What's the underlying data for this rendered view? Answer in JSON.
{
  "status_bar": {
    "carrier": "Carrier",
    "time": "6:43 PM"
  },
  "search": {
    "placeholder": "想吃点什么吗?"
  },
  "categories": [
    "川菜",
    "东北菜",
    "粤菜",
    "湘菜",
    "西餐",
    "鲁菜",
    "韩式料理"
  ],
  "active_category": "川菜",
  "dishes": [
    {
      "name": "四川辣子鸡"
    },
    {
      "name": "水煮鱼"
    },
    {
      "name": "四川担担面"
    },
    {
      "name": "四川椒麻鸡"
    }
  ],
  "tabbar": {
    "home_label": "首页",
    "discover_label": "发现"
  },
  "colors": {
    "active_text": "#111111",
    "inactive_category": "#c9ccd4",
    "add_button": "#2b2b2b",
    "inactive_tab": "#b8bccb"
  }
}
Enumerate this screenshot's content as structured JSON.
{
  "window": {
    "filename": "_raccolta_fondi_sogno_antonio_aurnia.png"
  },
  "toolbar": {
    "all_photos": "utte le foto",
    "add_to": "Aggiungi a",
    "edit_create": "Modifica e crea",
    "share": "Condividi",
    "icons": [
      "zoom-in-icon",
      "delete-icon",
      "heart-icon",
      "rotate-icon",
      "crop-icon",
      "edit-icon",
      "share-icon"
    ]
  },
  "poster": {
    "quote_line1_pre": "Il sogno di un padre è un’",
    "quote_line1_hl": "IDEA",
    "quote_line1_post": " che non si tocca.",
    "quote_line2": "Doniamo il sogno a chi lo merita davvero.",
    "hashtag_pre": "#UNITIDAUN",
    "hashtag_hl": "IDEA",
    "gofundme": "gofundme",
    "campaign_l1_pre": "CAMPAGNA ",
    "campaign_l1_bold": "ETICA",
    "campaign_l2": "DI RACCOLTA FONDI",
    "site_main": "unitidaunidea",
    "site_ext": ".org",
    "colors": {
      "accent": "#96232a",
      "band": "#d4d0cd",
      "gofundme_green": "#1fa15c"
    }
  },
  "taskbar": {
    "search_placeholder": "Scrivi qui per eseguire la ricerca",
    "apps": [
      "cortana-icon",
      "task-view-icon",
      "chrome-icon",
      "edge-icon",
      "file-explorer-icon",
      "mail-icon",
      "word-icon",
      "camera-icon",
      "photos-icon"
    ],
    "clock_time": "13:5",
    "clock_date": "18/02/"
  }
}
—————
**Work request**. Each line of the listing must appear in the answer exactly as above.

**Finished exercise**.
What's the underlying data for this rendered view? Answer in JSON.
{
  "status_bar": {
    "carrier": "Carrier",
    "time": "6:43 PM"
  },
  "search": {
    "placeholder": "想吃点什么吗?"
  },
  "categories": [
    "川菜",
    "东北菜",
    "粤菜",
    "湘菜",
    "西餐",
    "鲁菜",
    "韩式料理"
  ],
  "active_category": "川菜",
  "dishes": [
    {
      "name": "四川辣子鸡"
    },
    {
      "name": "水煮鱼"
    },
    {
      "name": "四川担担面"
    },
    {
      "name": "四川椒麻鸡"
    }
  ],
  "tabbar": {
    "home_label": "首页",
    "discover_label": "发现"
  },
  "colors": {
    "active_text": "#111111",
    "inactive_category": "#c9ccd4",
    "add_button": "#2b2b2b",
    "inactive_tab": "#b8bccb"
  }
}
Enumerate this screenshot's content as structured JSON.
{
  "window": {
    "filename": "_raccolta_fondi_sogno_antonio_aurnia.png"
  },
  "toolbar": {
    "all_photos": "utte le foto",
    "add_to": "Aggiungi a",
    "edit_create": "Modifica e crea",
    "share": "Condividi",
    "icons": [
      "zoom-in-icon",
      "delete-icon",
      "heart-icon",
      "rotate-icon",
      "crop-icon",
      "edit-icon",
      "share-icon"
    ]
  },
  "poster": {
    "quote_line1_pre": "Il sogno di un padre è un’",
    "quote_line1_hl": "IDEA",
    "quote_line1_post": " che non si tocca.",
    "quote_line2": "Doniamo il sogno a chi lo merita davvero.",
    "hashtag_pre": "#UNITIDAUN",
    "hashtag_hl": "IDEA",
    "gofundme": "gofundme",
    "campaign_l1_pre": "CAMPAGNA ",
    "campaign_l1_bold": "ETICA",
    "campaign_l2": "DI RACCOLTA FONDI",
    "site_main": "unitidaunidea",
    "site_ext": ".org",
    "colors": {
      "accent": "#96232a",
      "band": "#d4d0cd",
      "gofundme_green": "#1fa15c"
    }
  },
  "taskbar": {
    "search_placeholder": "Scrivi qui per eseguire la ricerca",
    "apps": [
      "cortana-icon",
      "task-view-icon",
      "chrome-icon",
      "edge-icon",
      "file-explorer-icon",
      "mail-icon",
      "word-icon",
      "camera-icon",
      "photos-icon"
    ],
    "clock_time": "13:5",
    "clock_date": "18/02/"
  }
}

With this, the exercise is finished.